The MSCI EM currency index trimmed gains to close less than 0.1% higher, while a similar gauge tracking developing-nation equities fell as much as 0.3% as Fed official Neel Kashkari said an interest rate increase isn’t off the table. US consumer sentiment also rose for the first time in four months. 

While the fresh signals US rates will remain higher for longer weighed on risk assets, most emerging market currencies ended the day with gains. The Colombian and Chilean pesos were among the top performers on Tuesday. 

The rand also outperformed, along with South African sovereign bonds, ahead of Wednesday’s general election. The nation’s notes offer some of the highest yields in emerging markets with those on 10-year bonds exceeding 12%. Investors have been betting that local assets will rise after the vote as record-hitting commodity prices boost the exports that South Africa’s economy relies on.

“South Africa’s general and presidential contest in May could have more significant implications for emerging market debt investors,” said Damien Buchet, chief investment officer at Finisterre Capital. “This could be the first time since the end of Apartheid where the African National Congress party loses its absolute majority.” 

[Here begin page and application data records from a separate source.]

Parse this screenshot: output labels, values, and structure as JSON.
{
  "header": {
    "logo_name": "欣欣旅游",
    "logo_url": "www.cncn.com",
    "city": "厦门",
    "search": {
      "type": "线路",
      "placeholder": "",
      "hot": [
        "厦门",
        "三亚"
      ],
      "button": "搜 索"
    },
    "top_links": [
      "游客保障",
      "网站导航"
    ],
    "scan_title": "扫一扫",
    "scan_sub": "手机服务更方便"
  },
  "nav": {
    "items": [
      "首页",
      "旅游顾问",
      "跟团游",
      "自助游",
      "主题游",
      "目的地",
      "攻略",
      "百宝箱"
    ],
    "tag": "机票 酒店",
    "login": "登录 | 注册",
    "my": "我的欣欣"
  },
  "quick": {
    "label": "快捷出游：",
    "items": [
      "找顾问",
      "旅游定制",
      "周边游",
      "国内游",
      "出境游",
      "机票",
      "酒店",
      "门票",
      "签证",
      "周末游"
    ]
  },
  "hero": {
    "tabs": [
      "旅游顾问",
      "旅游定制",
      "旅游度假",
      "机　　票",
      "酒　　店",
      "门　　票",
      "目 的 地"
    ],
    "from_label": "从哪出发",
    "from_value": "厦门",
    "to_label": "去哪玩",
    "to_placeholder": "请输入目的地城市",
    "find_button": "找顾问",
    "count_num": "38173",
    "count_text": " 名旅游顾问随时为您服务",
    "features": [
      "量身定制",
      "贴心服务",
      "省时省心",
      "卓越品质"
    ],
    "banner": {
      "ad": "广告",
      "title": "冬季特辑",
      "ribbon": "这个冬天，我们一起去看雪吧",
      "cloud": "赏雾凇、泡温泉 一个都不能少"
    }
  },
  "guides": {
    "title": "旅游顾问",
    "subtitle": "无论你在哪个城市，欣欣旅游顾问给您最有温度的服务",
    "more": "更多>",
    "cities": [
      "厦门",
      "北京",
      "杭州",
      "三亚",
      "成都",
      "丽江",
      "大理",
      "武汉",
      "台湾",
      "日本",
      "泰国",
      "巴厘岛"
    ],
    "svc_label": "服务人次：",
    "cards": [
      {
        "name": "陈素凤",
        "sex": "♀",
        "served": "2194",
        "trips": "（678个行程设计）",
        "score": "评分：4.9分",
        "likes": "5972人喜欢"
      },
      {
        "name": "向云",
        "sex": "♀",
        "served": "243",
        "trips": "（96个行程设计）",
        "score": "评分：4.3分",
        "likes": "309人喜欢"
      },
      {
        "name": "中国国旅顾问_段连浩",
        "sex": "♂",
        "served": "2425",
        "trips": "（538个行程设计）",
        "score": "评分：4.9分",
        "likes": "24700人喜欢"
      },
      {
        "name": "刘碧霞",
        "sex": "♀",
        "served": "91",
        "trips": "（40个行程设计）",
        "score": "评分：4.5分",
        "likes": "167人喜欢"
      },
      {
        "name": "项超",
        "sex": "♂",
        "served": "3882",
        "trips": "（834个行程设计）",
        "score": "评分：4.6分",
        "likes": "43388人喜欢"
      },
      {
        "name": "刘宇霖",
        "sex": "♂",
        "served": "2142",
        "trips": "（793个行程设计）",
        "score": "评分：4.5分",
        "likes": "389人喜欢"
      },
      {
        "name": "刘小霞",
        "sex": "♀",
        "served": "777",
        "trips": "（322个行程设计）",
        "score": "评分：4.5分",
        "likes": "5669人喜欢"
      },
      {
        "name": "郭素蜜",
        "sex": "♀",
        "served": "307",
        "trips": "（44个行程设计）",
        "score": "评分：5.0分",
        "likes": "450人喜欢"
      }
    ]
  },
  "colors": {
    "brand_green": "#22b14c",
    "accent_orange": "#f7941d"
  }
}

In addition to South Africa, investors are also looking ahead to votes in Mexico and India. Vote-counting in India is due to be wrapping up on June 4, while the presidential election in Mexico is set to take place on Sunday. 

The Indian rupee slid for a second day, underperforming peers on likely dollar buying by importers and central bank intervention to absorb bond-related foreign inflows. The Mexican peso was the worst-performing developing currency Tuesday, dropping to the weakest in nearly two weeks and trimming its year-to-date gains that make it the best-performing major currency in 2024. 

“We do not see much post-electoral risk, but it is normal to see some positioning in the face of risk scenarios, especially considering the accumulated outperformance of the peso,” said Claudia Ceja, a strategist at BBVA Mexico. 

--With assistance from Michael O'Boyle.

©2024 Bloomberg L.P.